Throughout history, Srilankans have responded to diversity in different ways. The focus is on the terms of exclusion, assimilation, and pluralism. Exclusionists want to ostracise what is unfamiliar to them. They feel threatened by what they do not understand. Pluralism, unlike exclusionism, is based on accepting those different from you, regardless of how you feel. Others believe that everyone should come together to create one society that is uniform across the board; the Srilankan melting pot. All multiplicity and variance are left behind to produce one homologous country.
One must point out how the present mirrors these same ideas of the past. There are ever-present massive divides in our country that we are still trying to overcome religiously and culturally. Certain section of the people have reacted more positively to this diversity thrust upon them, focusing on building new relationships and religious communities. New interfaith Organisations that have developed in Srilanka that are fostering a new time of prosperity and coexistence.Our society needs to reevaluate what our definition of “we” is to be all-inclusive to the cultures and religions around us Different aspects of pluralism
As stated previously, pluralism and diversity are different. One can observe diversity, while one has to participate in pluralism. Pluralism is a two-way street with mutual interaction and reciprocation to better ourselves and the world around us. It is important that we facilitate inclusive discussions amongst all cultures and religions. Each cultural group brings their multifaceted and unique differences to create building blocks for this new pluralistic community.
Pluralism and Tolerance

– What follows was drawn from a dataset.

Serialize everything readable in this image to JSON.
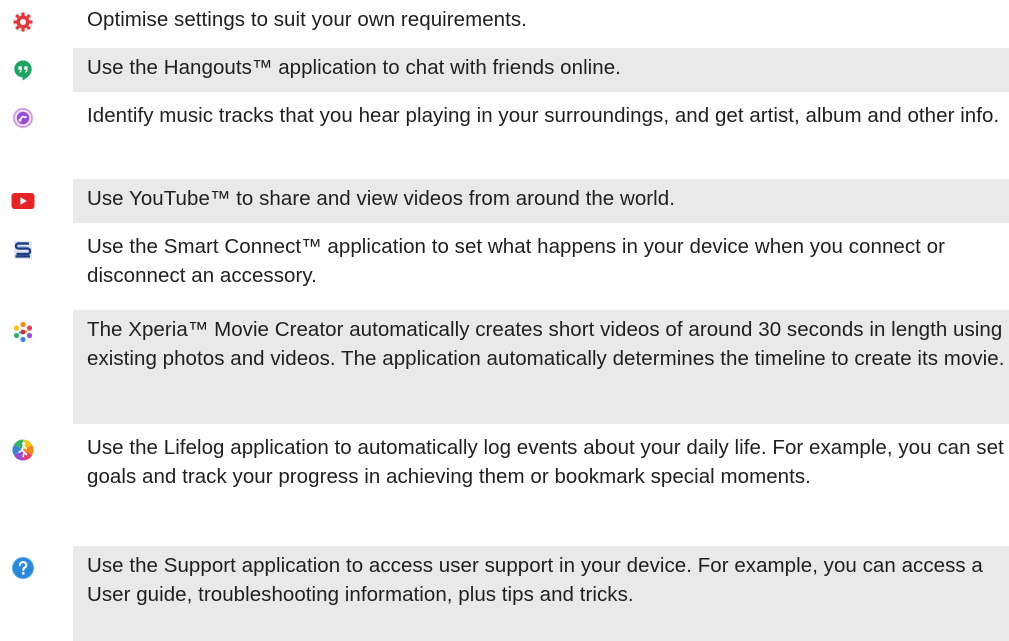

Pluralism and tolerance are not one and the same, though tolerance is one of the key characteristics that make up pluralism. Tolerance on its own still allows for us to look at the world through prejudicial lenses. For pluralism to work, our tolerance of others must be inherently unbiased, and stereotypes must be thrown aside. Our community should be built on understanding and compassion rather than shallow acceptance and ignorance. Our society must be accepting of others different from us, while abolishing cultural ignorance and religious stereotypes. We will only ever be as strong as our weakest link, and we are hurting ourselves by isolating sections of our community. To create a strong country, everyone has to embrace and uphold those with whom we live. “We” must build and work towards the country “we” wish to live in.
Views expressed by writers in this section are their own and do not necessarily reflect World Forum for Sri Lankan Muslims (wfslm.org) point-of-view.